> **THE PROBLEM**: Copy all lines of the listing that include the string "thumbs".

> **RECORDS TO USE**:

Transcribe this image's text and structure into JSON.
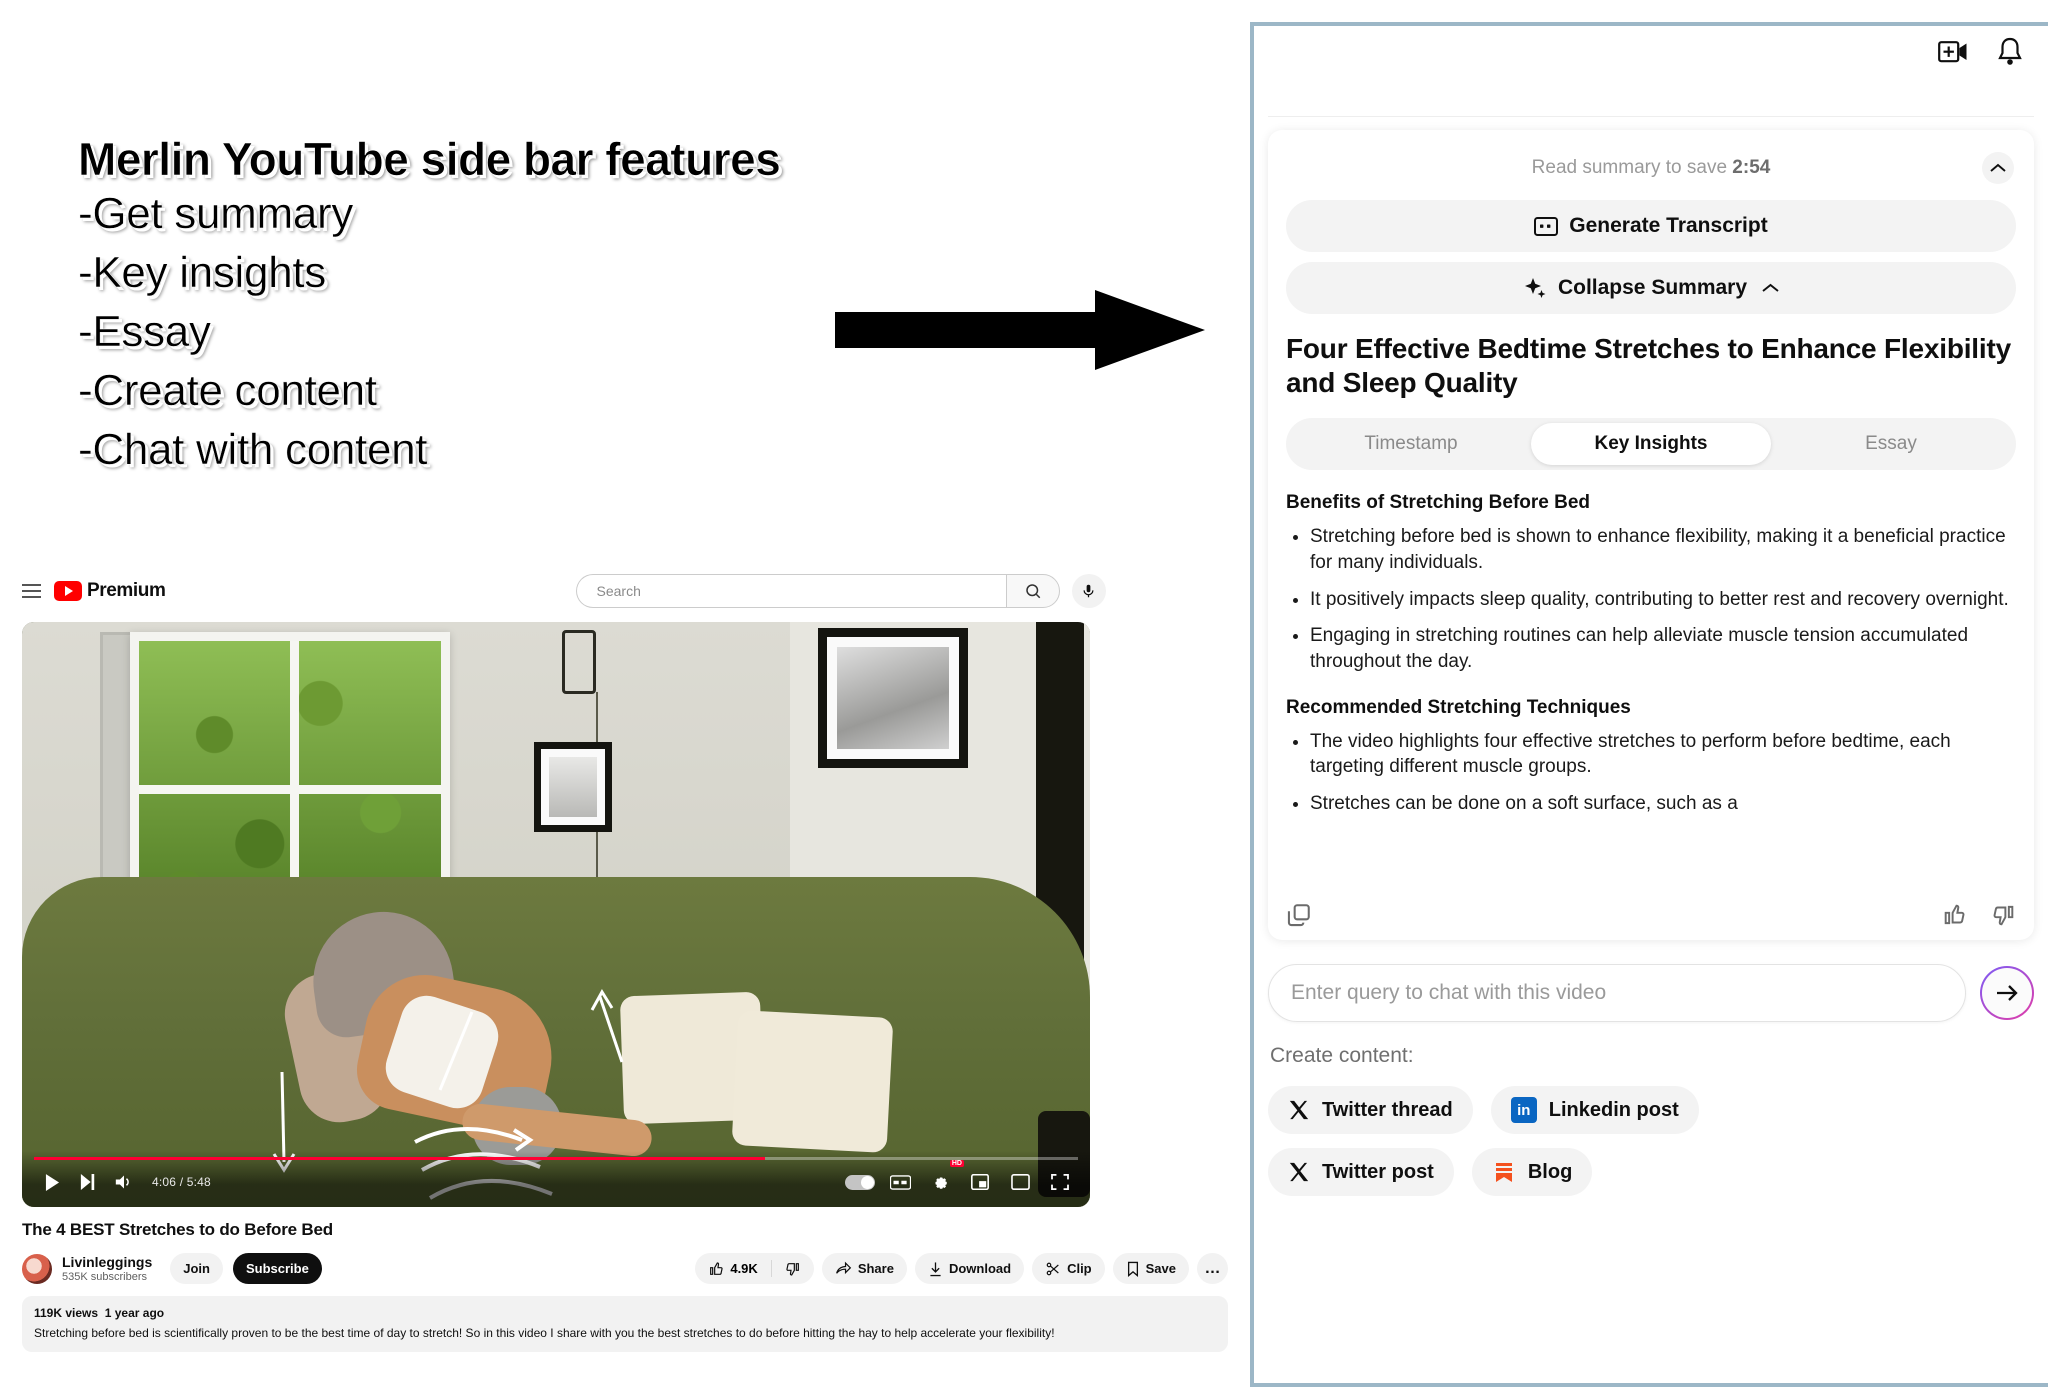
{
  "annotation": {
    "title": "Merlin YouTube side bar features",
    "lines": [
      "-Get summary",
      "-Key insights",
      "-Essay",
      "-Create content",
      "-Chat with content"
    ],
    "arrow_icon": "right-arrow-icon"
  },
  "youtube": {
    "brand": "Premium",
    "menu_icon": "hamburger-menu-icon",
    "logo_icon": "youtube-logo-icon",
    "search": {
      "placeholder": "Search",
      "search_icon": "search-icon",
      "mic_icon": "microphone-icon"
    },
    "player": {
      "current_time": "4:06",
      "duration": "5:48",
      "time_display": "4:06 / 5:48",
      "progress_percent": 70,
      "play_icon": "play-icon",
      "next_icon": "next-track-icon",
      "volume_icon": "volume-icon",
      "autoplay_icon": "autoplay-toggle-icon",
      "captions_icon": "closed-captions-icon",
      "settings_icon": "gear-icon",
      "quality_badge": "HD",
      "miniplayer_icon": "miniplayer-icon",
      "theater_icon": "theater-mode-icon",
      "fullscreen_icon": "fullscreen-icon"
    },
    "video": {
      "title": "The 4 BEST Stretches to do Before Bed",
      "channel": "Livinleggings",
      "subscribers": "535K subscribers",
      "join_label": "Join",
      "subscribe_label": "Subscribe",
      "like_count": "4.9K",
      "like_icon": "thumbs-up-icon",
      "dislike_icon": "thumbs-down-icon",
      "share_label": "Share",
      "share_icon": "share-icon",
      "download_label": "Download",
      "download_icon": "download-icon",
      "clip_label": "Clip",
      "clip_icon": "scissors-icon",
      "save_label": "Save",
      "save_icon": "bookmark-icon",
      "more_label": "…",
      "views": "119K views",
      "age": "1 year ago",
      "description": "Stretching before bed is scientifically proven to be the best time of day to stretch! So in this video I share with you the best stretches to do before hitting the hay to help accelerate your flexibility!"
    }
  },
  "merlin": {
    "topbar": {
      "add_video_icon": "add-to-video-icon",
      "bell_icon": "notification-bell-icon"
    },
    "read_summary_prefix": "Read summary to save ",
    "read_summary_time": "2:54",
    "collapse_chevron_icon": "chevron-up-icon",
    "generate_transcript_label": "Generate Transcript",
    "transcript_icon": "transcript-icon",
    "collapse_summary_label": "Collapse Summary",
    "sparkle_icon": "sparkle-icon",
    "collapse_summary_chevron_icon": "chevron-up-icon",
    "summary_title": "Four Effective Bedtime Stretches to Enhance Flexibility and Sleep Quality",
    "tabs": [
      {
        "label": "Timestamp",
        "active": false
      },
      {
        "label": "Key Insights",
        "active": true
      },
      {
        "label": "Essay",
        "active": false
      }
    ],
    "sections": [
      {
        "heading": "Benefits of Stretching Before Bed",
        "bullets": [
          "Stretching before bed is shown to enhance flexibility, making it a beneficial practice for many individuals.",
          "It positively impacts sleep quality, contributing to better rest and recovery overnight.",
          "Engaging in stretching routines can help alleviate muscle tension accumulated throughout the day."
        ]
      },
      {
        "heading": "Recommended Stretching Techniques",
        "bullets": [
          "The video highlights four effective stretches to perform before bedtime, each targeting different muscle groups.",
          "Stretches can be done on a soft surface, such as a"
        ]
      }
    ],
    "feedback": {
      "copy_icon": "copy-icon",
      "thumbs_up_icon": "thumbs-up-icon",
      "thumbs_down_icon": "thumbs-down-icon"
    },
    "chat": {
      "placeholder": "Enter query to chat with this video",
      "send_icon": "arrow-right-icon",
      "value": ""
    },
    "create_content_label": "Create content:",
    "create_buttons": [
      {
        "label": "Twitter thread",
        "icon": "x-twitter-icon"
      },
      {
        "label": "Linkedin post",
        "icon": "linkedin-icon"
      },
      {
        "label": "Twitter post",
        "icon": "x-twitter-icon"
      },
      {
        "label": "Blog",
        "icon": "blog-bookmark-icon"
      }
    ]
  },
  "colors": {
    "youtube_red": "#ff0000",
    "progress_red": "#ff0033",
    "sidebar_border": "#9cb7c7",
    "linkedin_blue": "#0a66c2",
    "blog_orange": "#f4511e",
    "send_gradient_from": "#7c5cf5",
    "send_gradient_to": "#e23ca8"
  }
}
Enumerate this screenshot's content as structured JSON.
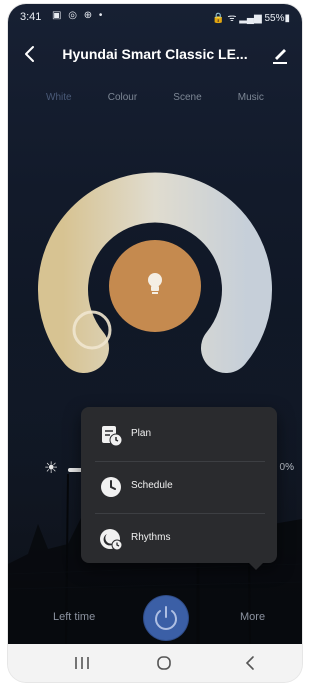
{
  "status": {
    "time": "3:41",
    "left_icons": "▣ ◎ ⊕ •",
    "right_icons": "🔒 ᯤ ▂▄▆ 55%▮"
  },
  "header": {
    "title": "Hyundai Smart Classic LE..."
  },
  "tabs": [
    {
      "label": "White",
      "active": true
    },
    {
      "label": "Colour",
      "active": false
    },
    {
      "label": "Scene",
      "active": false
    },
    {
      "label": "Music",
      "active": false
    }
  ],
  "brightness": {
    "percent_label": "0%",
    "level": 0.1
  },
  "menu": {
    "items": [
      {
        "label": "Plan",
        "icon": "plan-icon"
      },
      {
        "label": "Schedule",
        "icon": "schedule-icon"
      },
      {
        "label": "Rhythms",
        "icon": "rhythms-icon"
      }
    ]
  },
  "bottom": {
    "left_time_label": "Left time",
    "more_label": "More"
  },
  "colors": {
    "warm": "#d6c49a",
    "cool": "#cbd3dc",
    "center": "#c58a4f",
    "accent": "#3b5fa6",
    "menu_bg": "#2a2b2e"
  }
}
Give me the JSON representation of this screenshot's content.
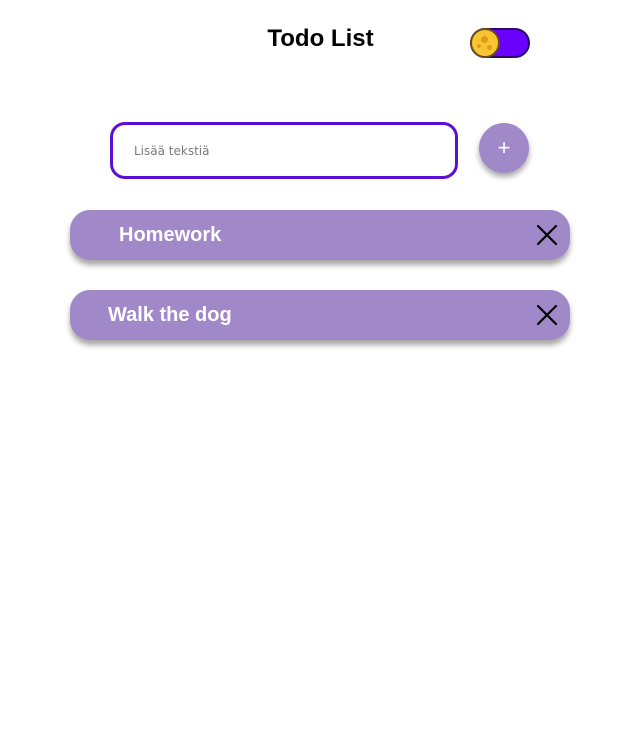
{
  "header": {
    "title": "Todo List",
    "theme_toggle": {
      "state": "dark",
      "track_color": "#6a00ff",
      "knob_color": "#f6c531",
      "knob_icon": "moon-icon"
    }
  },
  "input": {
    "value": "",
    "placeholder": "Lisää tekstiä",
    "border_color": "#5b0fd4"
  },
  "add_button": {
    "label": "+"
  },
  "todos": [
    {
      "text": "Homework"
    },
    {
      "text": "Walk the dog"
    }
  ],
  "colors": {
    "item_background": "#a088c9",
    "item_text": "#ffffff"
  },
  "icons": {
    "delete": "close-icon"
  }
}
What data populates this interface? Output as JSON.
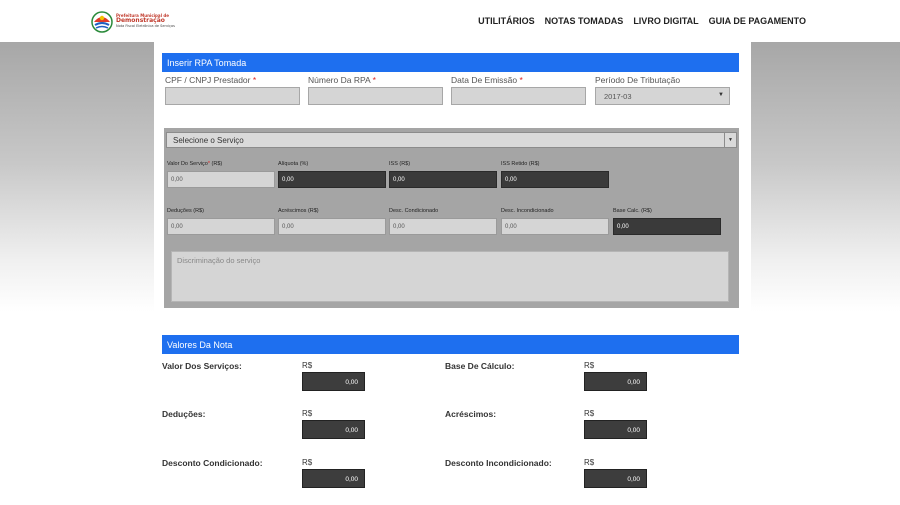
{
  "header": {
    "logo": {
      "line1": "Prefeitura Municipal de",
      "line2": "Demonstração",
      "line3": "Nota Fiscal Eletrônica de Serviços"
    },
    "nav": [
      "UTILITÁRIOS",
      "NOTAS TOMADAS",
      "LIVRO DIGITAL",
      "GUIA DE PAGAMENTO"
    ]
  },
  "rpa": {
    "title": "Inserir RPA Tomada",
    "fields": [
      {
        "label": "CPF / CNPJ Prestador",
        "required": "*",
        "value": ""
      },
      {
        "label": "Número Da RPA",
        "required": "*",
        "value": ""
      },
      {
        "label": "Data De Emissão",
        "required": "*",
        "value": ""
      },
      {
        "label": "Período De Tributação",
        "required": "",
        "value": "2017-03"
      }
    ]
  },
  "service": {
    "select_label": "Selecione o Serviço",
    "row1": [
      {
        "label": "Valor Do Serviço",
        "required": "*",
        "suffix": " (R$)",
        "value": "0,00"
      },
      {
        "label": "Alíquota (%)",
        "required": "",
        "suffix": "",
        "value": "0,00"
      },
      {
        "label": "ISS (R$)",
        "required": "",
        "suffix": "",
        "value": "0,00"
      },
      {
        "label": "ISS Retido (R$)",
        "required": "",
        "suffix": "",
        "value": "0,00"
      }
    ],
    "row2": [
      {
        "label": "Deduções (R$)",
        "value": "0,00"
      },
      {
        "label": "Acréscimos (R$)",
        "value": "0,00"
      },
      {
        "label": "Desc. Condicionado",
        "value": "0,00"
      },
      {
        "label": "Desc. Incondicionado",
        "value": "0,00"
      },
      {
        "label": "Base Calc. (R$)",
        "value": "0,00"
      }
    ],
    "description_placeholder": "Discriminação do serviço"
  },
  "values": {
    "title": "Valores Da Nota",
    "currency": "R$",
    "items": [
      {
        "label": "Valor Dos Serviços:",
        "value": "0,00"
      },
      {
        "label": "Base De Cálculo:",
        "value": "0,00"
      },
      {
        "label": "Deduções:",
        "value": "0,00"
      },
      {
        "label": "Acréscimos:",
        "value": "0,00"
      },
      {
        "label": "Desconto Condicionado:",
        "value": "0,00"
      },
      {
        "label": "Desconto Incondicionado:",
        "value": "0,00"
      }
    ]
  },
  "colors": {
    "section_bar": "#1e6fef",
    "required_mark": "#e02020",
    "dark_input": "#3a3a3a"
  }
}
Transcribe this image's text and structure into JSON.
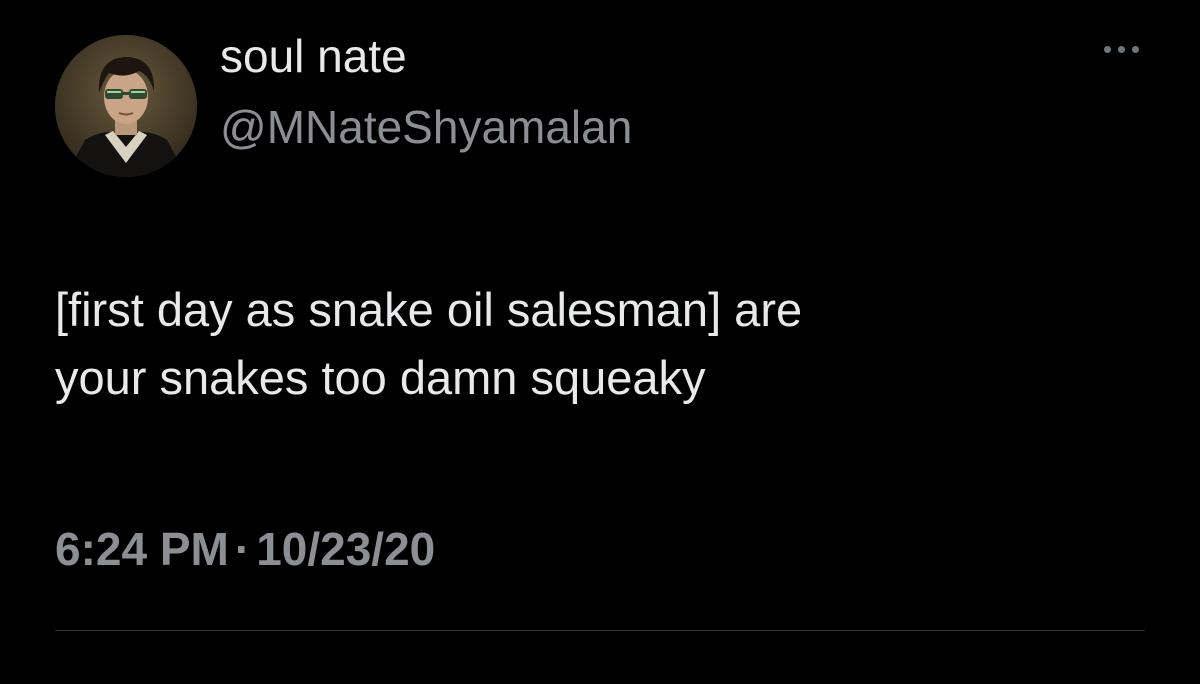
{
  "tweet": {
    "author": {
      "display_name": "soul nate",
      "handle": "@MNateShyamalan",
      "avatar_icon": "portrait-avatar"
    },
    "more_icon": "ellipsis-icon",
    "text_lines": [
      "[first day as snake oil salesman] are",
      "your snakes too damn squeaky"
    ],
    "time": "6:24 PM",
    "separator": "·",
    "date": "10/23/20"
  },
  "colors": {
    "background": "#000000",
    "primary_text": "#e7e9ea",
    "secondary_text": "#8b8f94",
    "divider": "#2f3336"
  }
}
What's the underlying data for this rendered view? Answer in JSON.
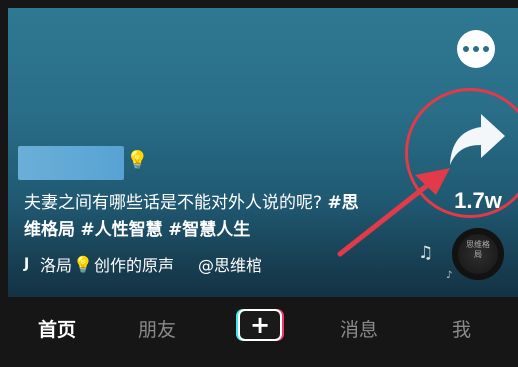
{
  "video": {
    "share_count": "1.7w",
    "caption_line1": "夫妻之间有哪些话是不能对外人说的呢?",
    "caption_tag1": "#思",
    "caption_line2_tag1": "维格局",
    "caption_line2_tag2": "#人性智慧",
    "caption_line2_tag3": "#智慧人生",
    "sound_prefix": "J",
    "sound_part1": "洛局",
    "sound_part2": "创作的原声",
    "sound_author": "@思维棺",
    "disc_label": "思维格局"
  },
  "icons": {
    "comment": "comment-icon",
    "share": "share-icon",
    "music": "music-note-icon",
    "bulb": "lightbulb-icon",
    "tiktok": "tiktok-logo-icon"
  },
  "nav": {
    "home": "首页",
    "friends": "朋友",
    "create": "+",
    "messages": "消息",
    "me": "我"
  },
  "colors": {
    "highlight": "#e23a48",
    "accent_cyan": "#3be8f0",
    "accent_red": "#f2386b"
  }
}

> **SOLUTION BELOW**:
      "like_icon": "thumbs-up-icon",
      "dislike_icon": "thumbs-down-icon",
      "thumbs_up_icon": "thumbs-up-icon",
      "thumbs_down_icon": "thumbs-down-icon"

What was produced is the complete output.